What Nightly News Shows Can Learn From PBS' Climate CoverageJanuary 9, 2013 3:20 PM EST ››› JILL FITZSIMMONS
A Media Matters analysis found that the nightly news programs on ABC, CBS and NBC largely ignored climate change in 2012, despite record-breaking temperatures and a series of extreme weather events in the U.S. By contrast, PBS NewsHour devoted almost twice as many segments to climate change as the other networks combined.
When the National Climatic Data Center announced Tuesday that 2012 was the hottest year in recorded history for the contiguous U.S., broadcast networks admirably devoted segments connecting the announcement to climate change. But for most of the year they turned a blind eye to climate change, even while reporting on its consequences. Together, the nightly news programs on ABC, CBS and NBC devoted only 12 segments to climate change in 2012. PBS' coverage stood out, with its nightly news program dedicating 23 segments to the issue:
PBS' coverage included interviews with 29 climate scientists -- more than ABC, CBS and NBC combined. In September, the program made the mistake of seeking false balance in its reporting, giving non-expert Anthony Watts a platform to cast doubt on the science of climate change. PBS Ombudsman Michael Getler later criticized the segment, noting that it is "wrong to create an artificial or false equivalence" between the views of climate "skeptics" and the established science.

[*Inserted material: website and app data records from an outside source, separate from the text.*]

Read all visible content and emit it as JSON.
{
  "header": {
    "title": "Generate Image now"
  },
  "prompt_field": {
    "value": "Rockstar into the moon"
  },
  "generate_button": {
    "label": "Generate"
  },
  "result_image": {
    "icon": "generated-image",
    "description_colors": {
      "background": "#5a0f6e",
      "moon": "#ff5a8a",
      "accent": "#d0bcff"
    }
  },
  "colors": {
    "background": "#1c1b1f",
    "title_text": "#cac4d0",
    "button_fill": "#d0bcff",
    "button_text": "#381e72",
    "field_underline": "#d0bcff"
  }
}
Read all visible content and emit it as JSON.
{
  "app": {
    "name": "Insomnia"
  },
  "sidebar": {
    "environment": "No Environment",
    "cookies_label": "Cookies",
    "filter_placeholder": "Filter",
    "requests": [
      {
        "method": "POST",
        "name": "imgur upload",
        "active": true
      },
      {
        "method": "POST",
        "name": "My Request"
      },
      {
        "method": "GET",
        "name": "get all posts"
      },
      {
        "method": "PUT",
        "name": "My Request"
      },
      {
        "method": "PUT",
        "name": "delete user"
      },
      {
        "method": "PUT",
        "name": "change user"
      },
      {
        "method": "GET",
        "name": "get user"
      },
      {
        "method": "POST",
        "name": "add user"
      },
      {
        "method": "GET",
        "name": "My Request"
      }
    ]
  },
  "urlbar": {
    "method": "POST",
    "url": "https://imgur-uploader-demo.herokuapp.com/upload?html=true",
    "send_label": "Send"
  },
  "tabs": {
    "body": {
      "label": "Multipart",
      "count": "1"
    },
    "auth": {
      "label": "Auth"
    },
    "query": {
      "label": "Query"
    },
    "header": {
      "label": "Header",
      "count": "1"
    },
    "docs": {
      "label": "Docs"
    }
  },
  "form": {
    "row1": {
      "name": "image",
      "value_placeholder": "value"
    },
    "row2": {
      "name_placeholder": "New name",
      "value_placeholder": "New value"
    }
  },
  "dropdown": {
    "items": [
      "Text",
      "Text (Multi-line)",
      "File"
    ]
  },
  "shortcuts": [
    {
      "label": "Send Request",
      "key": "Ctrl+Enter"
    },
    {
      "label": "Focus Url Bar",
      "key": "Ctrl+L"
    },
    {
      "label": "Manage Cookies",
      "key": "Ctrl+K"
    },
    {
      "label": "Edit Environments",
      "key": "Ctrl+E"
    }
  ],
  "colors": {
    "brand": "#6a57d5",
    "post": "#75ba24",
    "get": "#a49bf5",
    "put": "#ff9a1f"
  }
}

But in the majority of its coverage, PBS acknowledged the scientific consensus that human activity is warming the planet and turned to climate experts to educate its audience on the causes and impacts of climate change.
In July, for example, PBS NewsHour hosted National Center for Atmospheric Research scientist Kevin Trenberth to discuss the connection between climate change and the extreme heat and massive wildfires occurring in the West. The following week, National Climatic Data Center Director Thomas Karl was interviewed on the role of manmade climate change in extreme weather events around the globe. And in August, PBS interviewed NASA scientist James Hansen on his findings that climate change has increased the probability of heat waves, wildfires and other extreme weather. These segments were compelling and informative, and rightly treated climate change as a reality rather than a political issue up for debate.
PBS NewsHour covered a broad range of climate change stories in 2012, from international climate negotiations to the local impact of rising temperatures on cherry farmers in Michigan and salmon fishermen in the Pacific Northwest. Other networks should take note, and stop passing up opportunities to inform the public on climate change.